WHAT TO PRODUCE: Check every line below for the word "Maria" and show those that hold it.

Data records for software interfaces
>>

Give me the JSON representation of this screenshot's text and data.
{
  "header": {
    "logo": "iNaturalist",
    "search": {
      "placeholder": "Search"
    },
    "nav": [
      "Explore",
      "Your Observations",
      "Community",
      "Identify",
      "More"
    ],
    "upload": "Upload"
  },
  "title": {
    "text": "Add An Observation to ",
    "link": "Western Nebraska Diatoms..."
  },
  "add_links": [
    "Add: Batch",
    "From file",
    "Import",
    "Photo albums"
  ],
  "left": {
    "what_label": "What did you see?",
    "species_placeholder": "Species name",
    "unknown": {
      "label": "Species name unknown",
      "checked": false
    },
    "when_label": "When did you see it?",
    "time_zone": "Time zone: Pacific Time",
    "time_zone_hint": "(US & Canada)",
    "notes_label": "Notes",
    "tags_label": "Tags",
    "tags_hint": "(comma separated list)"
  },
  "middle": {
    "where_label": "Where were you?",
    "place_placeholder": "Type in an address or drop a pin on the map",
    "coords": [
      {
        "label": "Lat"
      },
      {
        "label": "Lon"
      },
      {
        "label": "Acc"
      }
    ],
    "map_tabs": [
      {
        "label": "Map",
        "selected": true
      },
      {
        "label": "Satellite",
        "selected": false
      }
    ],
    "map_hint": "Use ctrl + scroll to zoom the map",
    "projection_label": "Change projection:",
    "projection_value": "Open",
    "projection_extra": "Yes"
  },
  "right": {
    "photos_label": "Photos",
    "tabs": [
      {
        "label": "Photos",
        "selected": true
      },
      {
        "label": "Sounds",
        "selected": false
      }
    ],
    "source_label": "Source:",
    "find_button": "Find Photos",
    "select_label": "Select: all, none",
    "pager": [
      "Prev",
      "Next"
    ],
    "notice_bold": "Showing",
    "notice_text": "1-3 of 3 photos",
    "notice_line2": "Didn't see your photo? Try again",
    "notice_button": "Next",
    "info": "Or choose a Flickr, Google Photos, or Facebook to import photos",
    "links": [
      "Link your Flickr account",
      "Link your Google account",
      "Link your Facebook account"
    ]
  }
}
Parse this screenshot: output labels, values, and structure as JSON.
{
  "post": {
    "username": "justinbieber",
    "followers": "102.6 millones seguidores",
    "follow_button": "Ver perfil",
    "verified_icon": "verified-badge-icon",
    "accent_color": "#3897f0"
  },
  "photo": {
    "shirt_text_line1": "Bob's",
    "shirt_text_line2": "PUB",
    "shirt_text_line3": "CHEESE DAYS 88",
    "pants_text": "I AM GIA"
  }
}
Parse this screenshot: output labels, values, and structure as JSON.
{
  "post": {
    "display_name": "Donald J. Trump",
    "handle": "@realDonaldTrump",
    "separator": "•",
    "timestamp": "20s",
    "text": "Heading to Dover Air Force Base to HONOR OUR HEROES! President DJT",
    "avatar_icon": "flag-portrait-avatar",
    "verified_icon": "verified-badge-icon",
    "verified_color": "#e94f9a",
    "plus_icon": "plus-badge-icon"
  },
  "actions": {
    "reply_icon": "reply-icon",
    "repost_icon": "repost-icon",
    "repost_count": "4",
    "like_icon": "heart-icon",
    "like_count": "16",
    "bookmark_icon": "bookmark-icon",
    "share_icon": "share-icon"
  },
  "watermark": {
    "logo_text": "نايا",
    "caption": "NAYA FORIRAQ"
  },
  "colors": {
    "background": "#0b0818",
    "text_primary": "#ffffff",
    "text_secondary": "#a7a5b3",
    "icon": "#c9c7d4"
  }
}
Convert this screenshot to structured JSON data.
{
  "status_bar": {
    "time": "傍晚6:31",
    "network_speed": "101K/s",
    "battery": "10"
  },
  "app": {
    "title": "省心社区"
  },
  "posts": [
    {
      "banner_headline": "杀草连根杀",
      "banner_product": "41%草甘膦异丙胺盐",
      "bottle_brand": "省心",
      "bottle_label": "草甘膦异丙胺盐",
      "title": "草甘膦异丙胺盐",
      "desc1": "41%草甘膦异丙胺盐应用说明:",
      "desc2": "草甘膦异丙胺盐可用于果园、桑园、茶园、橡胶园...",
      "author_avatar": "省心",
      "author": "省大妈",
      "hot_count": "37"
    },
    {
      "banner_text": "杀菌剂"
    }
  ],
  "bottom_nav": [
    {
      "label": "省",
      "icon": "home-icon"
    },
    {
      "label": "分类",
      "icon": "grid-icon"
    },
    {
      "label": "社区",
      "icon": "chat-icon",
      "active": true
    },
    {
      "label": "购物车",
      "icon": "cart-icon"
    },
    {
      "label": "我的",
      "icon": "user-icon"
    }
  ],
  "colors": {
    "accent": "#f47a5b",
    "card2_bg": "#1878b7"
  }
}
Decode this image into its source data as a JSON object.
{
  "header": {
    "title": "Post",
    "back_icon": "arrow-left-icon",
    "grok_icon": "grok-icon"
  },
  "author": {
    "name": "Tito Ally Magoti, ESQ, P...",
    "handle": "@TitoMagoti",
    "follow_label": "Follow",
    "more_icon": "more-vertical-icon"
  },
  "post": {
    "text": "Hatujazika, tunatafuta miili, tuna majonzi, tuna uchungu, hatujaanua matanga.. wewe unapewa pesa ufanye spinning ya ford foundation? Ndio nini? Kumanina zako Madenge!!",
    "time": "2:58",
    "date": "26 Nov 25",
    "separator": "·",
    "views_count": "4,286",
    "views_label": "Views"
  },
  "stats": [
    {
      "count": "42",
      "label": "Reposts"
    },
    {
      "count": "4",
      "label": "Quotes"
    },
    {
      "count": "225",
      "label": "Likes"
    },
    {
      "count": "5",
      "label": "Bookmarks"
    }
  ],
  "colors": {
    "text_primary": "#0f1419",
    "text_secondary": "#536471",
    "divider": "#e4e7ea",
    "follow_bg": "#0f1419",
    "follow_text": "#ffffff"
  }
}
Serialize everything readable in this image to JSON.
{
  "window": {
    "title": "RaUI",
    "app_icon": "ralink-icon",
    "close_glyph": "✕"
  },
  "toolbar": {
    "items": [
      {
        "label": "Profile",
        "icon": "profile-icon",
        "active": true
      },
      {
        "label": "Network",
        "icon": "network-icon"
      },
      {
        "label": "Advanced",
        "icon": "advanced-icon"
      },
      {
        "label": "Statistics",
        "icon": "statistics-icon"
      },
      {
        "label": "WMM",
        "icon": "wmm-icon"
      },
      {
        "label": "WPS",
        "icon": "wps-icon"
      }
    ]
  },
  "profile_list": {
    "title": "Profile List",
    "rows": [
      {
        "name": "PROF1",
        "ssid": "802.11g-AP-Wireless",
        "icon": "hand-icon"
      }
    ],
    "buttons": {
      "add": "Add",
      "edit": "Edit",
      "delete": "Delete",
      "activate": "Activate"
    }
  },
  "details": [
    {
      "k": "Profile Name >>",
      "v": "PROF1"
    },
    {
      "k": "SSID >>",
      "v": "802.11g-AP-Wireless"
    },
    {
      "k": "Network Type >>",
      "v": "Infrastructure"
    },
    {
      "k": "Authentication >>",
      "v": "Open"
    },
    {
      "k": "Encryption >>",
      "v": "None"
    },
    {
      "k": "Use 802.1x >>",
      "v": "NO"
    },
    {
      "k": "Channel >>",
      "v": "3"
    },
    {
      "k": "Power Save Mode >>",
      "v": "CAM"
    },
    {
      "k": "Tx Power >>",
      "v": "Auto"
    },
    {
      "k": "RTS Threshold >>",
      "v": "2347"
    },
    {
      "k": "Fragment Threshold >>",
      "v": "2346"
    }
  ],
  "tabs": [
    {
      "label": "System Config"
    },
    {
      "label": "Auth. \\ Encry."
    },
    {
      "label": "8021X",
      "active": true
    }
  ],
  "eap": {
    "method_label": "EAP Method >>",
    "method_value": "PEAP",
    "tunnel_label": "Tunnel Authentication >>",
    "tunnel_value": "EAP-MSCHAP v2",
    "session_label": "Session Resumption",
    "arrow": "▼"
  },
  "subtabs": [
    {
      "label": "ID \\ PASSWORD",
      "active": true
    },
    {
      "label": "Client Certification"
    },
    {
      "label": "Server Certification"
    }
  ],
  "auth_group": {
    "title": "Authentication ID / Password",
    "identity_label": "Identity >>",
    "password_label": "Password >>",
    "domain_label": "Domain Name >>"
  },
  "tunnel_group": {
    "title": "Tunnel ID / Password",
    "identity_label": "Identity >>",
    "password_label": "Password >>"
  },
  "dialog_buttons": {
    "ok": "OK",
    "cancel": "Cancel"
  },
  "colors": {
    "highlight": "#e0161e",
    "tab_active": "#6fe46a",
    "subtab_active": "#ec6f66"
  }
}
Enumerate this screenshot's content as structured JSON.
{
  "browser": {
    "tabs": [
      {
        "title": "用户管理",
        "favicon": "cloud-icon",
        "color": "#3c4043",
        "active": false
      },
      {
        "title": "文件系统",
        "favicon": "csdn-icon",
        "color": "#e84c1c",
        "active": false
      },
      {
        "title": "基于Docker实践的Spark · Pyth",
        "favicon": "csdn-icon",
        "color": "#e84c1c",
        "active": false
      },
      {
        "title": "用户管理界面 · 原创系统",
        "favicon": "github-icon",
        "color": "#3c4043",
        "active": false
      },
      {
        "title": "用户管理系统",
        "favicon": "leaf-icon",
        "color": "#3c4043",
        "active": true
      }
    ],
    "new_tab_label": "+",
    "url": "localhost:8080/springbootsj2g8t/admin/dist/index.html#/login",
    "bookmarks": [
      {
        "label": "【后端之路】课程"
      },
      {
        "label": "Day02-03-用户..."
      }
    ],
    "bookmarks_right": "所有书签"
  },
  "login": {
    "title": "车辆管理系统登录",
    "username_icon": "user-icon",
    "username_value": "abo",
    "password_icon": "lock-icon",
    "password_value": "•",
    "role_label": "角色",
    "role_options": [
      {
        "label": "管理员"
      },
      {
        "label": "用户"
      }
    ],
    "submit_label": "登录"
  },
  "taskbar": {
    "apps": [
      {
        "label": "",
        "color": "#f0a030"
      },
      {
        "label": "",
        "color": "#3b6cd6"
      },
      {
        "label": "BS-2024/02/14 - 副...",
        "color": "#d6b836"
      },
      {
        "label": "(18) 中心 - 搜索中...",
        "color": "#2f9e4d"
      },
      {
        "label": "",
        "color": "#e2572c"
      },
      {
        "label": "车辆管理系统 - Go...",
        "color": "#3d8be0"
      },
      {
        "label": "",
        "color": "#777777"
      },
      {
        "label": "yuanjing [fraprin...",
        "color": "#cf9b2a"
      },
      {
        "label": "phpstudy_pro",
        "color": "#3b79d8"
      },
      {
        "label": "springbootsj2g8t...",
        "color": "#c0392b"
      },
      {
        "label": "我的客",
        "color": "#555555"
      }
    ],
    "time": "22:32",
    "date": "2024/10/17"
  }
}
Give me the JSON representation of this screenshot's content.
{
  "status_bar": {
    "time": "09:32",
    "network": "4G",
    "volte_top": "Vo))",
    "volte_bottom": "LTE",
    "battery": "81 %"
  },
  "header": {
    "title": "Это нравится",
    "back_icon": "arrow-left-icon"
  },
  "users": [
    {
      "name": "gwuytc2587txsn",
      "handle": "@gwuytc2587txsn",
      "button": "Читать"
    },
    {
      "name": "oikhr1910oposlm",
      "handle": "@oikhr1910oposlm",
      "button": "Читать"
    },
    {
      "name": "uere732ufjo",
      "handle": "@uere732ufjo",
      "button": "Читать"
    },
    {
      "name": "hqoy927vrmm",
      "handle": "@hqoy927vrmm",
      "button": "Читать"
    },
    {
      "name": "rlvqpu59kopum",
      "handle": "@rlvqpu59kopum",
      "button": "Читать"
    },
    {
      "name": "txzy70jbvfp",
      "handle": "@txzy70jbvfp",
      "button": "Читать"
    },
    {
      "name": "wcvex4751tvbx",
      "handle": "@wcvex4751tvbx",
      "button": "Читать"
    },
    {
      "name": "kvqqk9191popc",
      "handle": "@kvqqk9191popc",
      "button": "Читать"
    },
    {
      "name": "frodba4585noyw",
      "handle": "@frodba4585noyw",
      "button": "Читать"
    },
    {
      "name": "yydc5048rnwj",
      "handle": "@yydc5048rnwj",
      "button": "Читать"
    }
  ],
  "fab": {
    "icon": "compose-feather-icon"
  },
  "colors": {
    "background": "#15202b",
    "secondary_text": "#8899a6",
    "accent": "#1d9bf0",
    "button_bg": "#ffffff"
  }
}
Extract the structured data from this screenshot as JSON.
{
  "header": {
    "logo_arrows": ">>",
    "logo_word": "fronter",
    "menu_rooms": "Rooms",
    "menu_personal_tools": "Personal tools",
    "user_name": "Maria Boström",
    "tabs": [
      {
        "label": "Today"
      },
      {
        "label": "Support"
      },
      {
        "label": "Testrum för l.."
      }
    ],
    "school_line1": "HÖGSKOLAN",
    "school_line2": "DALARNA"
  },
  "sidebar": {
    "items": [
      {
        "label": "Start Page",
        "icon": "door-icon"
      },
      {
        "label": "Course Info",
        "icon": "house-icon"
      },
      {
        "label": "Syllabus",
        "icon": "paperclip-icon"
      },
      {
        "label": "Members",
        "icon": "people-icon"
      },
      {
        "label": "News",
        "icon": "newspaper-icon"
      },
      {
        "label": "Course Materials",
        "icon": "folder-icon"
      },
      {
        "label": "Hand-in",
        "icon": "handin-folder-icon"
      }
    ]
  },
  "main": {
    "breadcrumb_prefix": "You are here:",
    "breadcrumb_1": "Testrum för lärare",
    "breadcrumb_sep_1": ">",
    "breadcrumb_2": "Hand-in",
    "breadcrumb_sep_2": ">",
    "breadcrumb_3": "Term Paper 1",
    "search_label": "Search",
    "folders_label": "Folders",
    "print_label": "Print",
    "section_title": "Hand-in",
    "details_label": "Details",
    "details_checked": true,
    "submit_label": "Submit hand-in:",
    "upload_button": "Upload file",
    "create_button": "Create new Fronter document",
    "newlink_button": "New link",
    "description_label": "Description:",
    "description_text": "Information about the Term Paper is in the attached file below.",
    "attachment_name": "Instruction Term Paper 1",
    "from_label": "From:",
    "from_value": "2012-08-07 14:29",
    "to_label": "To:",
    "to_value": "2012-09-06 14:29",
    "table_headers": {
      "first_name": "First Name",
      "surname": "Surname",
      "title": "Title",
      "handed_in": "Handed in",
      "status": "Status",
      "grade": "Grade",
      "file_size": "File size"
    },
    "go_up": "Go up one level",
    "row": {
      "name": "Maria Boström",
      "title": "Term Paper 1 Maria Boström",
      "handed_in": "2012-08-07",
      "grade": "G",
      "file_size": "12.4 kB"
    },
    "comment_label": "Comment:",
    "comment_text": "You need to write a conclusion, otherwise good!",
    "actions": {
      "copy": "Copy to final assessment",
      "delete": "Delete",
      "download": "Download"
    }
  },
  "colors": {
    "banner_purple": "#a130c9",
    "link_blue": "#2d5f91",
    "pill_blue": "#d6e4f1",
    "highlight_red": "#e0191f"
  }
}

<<

WRITTEN REPLY:
    "user_name": "Maria Boström",
      "name": "Maria Boström",
      "title": "Term Paper 1 Maria Boström",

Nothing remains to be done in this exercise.